Tech investors last week discovered business at Intel and IBM isn’t as slow as some feared, that Google’s plan for Internet domination is still humming along and that Yahoo’s core business — minus cash and its Alibaba stake — is probably only worth about $3 or $4 a share.
This week, they’ll find out whether Apple’s iPad sales are helping or hurting growth, how much competition Facebook is giving Google in the online ad market, and what the post-layoff plan is from Microsoft CEO Satya Nadella.
When Apple reports fiscal third-quarter results Tuesday, the year-over-year comparisons for its iPad business will be set relatively low, as the company’s tablet sales plummeted 27% in last year’s period.
In April, Apple said iPad sales fell 13% for the three months ended in March, compared with a year earlier, and slipped 2% during the prior nine months on that same basis.
While the iPhone still contributes more than half of Apple’s revenue and most of its profit, it was a surge in iPad sales two years ago that helped spur the company’s stock price to an all-time high.
Thanks to a dividend boost for income investors and a stock split to help market Apple shares, they’re now priced within 10% of their record high of September 2012.
Yet Wall Street expects Apple’s sales to climb a meager 6% for the fiscal year ending in September.
With the iPhone still the favorite of high-end U.S. consumers but struggling to be more than a niche device in Asia, CEO Tim Cook is searching elsewhere for growth.
A day may come when smart watches, smart TVs or headphones from Beats Electronics become large enough businesses to move the Apple growth meter.
But the iPad remains the company’s second-most important product line. If sales there continue to fall, Cook will have a harder time holding on to growth investors.
For Facebook CEO Mark Zuckerberg, the growth story is a question of how much business the company’s sales teams can wring from the corporate brands now stampeding to buy more video and mobile ads.
Wall Street analysts expect Facebook to report that sales rose 55% for the quarter ended in June, as the company benefits from a surge in social media advertising.
That’s two-and-a-half times faster than the 22% revenue growth Google reported last week as the two companies fight for online ad dominance.

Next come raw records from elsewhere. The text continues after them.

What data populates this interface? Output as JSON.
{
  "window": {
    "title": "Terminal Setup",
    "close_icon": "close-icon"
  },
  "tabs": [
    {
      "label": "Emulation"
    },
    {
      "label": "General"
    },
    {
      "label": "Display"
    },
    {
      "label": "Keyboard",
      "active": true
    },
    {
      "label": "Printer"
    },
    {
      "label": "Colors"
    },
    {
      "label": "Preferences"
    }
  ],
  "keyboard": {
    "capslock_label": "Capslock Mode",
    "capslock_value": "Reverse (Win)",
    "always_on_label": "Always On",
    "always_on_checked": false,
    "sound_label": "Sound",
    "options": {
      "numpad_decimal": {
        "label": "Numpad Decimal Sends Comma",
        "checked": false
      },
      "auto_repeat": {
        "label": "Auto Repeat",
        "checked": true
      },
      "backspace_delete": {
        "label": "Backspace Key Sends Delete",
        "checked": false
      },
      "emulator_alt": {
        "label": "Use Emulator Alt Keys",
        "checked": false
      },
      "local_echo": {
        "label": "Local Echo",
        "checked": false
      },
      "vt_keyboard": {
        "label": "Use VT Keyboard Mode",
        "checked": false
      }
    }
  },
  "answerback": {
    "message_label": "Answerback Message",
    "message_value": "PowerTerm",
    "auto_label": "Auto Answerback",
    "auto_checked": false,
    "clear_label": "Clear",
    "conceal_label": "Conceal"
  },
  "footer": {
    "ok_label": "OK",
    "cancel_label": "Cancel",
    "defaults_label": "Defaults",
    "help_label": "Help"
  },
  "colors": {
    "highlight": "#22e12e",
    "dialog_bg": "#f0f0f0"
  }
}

Researcher eMarketer predicted last week that Google would capture just under a third of all online advertising this year and 50% of mobile ad dollars.
While that leaves Facebook in second place, its share of the total ad market is expected to climb to 22%, from 18% last year, as it places more video ads in user news feeds.
Also this week, Microsoft investors will get more details on how Nadella plans to implement his strategy of prioritizing the company for the mobile and cloud computing markets.
Shedding 12,500 of the workers the company added when it acquired Finnish device maker Nokia — and 18,000 employees overall — may be a good start in re-aligning the company with its markets. Microsoft employs 125,000.
While lower operating expenses should help its stock price, Nadella also is looking hard for more sales growth, which analysts expect was 11% for the fiscal year ended last month.
With the company’s smartphone efforts yielding no more than niche market share, the results of its high-priced push on a new Surface Pro tablet are still unknown.
We’ll be listening on the Microsoft conference call Tuesday as Wall Street queries Nadella on whether he can squeeze more sales and profit out of the company’s traditional markets while trying to develop the Surface platform into a mobile game-changer.